EXERCISE PROMPT:
Please return each record exactly, leaving nothing out.

Items listed in a dataset:
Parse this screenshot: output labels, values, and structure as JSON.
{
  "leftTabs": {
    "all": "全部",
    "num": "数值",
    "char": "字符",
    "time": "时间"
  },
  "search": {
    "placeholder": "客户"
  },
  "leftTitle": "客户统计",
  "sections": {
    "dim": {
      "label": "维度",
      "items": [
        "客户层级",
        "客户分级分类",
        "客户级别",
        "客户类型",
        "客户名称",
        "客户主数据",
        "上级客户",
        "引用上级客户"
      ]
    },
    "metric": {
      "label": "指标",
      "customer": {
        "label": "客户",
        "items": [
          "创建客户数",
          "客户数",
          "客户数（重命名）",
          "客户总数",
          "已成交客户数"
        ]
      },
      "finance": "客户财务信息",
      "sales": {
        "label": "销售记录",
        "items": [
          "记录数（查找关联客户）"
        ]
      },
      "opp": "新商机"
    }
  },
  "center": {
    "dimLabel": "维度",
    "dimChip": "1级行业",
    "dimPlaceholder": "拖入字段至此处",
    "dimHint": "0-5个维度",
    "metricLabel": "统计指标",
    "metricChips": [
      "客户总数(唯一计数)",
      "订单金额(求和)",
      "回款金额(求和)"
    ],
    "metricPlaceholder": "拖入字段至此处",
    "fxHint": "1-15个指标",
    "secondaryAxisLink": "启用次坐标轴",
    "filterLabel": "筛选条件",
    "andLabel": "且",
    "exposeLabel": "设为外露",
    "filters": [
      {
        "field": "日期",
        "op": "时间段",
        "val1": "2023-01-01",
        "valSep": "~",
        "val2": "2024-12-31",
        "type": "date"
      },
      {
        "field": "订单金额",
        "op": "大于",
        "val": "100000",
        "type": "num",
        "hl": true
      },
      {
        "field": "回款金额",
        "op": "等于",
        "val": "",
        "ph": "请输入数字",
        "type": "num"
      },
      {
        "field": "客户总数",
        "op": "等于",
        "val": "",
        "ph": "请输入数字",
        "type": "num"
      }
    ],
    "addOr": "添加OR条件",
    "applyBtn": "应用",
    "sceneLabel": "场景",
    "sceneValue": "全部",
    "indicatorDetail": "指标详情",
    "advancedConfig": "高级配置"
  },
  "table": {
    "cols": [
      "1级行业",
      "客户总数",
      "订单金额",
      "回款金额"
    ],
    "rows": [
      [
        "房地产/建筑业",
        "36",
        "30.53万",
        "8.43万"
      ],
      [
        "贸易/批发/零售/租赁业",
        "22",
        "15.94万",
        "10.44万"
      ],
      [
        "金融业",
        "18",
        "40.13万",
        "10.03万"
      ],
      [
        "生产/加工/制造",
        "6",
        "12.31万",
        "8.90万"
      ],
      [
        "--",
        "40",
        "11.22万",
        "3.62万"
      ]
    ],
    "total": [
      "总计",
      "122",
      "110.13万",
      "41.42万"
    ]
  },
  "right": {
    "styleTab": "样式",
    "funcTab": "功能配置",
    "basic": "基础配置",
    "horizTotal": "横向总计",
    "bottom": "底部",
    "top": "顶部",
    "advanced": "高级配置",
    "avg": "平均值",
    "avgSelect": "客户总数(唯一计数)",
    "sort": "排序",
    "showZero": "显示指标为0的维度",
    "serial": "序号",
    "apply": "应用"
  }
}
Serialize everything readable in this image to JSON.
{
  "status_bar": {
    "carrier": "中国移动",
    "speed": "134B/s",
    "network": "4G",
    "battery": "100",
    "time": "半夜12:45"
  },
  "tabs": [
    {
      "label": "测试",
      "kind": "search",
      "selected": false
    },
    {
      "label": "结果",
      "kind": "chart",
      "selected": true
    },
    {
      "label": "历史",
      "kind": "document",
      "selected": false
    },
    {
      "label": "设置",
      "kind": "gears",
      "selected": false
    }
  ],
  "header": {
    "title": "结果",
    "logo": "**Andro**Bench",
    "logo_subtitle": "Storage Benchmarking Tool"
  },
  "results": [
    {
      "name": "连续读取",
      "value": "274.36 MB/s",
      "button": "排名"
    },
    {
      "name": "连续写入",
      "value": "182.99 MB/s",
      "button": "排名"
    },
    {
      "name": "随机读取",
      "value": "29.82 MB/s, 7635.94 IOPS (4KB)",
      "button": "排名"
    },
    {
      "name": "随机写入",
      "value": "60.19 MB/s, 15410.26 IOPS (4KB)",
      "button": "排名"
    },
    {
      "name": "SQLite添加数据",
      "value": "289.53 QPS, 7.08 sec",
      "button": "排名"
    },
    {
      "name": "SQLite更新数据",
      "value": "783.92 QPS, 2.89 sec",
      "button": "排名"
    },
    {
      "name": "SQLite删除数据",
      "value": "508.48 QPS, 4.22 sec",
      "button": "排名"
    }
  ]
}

RESPONSE TO THIS TASK:
Parse this screenshot: output labels, values, and structure as JSON.
{
  "leftTabs": {
    "all": "全部",
    "num": "数值",
    "char": "字符",
    "time": "时间"
  },
  "search": {
    "placeholder": "客户"
  },
  "leftTitle": "客户统计",
  "sections": {
    "dim": {
      "label": "维度",
      "items": [
        "客户层级",
        "客户分级分类",
        "客户级别",
        "客户类型",
        "客户名称",
        "客户主数据",
        "上级客户",
        "引用上级客户"
      ]
    },
    "metric": {
      "label": "指标",
      "customer": {
        "label": "客户",
        "items": [
          "创建客户数",
          "客户数",
          "客户数（重命名）",
          "客户总数",
          "已成交客户数"
        ]
      },
      "finance": "客户财务信息",
      "sales": {
        "label": "销售记录",
        "items": [
          "记录数（查找关联客户）"
        ]
      },
      "opp": "新商机"
    }
  },
  "center": {
    "dimLabel": "维度",
    "dimChip": "1级行业",
    "dimPlaceholder": "拖入字段至此处",
    "dimHint": "0-5个维度",
    "metricLabel": "统计指标",
    "metricChips": [
      "客户总数(唯一计数)",
      "订单金额(求和)",
      "回款金额(求和)"
    ],
    "metricPlaceholder": "拖入字段至此处",
    "fxHint": "1-15个指标",
    "secondaryAxisLink": "启用次坐标轴",
    "filterLabel": "筛选条件",
    "andLabel": "且",
    "exposeLabel": "设为外露",
    "filters": [
      {
        "field": "日期",
        "op": "时间段",
        "val1": "2023-01-01",
        "valSep": "~",
        "val2": "2024-12-31",
        "type": "date"
      },
      {
        "field": "订单金额",
        "op": "大于",
        "val": "100000",
        "type": "num",
        "hl": true
      },
      {
        "field": "回款金额",
        "op": "等于",
        "val": "",
        "ph": "请输入数字",
        "type": "num"
      },
      {
        "field": "客户总数",
        "op": "等于",
        "val": "",
        "ph": "请输入数字",
        "type": "num"
      }
    ],
    "addOr": "添加OR条件",
    "applyBtn": "应用",
    "sceneLabel": "场景",
    "sceneValue": "全部",
    "indicatorDetail": "指标详情",
    "advancedConfig": "高级配置"
  },
  "table": {
    "cols": [
      "1级行业",
      "客户总数",
      "订单金额",
      "回款金额"
    ],
    "rows": [
      [
        "房地产/建筑业",
        "36",
        "30.53万",
        "8.43万"
      ],
      [
        "贸易/批发/零售/租赁业",
        "22",
        "15.94万",
        "10.44万"
      ],
      [
        "金融业",
        "18",
        "40.13万",
        "10.03万"
      ],
      [
        "生产/加工/制造",
        "6",
        "12.31万",
        "8.90万"
      ],
      [
        "--",
        "40",
        "11.22万",
        "3.62万"
      ]
    ],
    "total": [
      "总计",
      "122",
      "110.13万",
      "41.42万"
    ]
  },
  "right": {
    "styleTab": "样式",
    "funcTab": "功能配置",
    "basic": "基础配置",
    "horizTotal": "横向总计",
    "bottom": "底部",
    "top": "顶部",
    "advanced": "高级配置",
    "avg": "平均值",
    "avgSelect": "客户总数(唯一计数)",
    "sort": "排序",
    "showZero": "显示指标为0的维度",
    "serial": "序号",
    "apply": "应用"
  }
}
Serialize everything readable in this image to JSON.
{
  "status_bar": {
    "carrier": "中国移动",
    "speed": "134B/s",
    "network": "4G",
    "battery": "100",
    "time": "半夜12:45"
  },
  "tabs": [
    {
      "label": "测试",
      "kind": "search",
      "selected": false
    },
    {
      "label": "结果",
      "kind": "chart",
      "selected": true
    },
    {
      "label": "历史",
      "kind": "document",
      "selected": false
    },
    {
      "label": "设置",
      "kind": "gears",
      "selected": false
    }
  ],
  "header": {
    "title": "结果",
    "logo": "**Andro**Bench",
    "logo_subtitle": "Storage Benchmarking Tool"
  },
  "results": [
    {
      "name": "连续读取",
      "value": "274.36 MB/s",
      "button": "排名"
    },
    {
      "name": "连续写入",
      "value": "182.99 MB/s",
      "button": "排名"
    },
    {
      "name": "随机读取",
      "value": "29.82 MB/s, 7635.94 IOPS (4KB)",
      "button": "排名"
    },
    {
      "name": "随机写入",
      "value": "60.19 MB/s, 15410.26 IOPS (4KB)",
      "button": "排名"
    },
    {
      "name": "SQLite添加数据",
      "value": "289.53 QPS, 7.08 sec",
      "button": "排名"
    },
    {
      "name": "SQLite更新数据",
      "value": "783.92 QPS, 2.89 sec",
      "button": "排名"
    },
    {
      "name": "SQLite删除数据",
      "value": "508.48 QPS, 4.22 sec",
      "button": "排名"
    }
  ]
}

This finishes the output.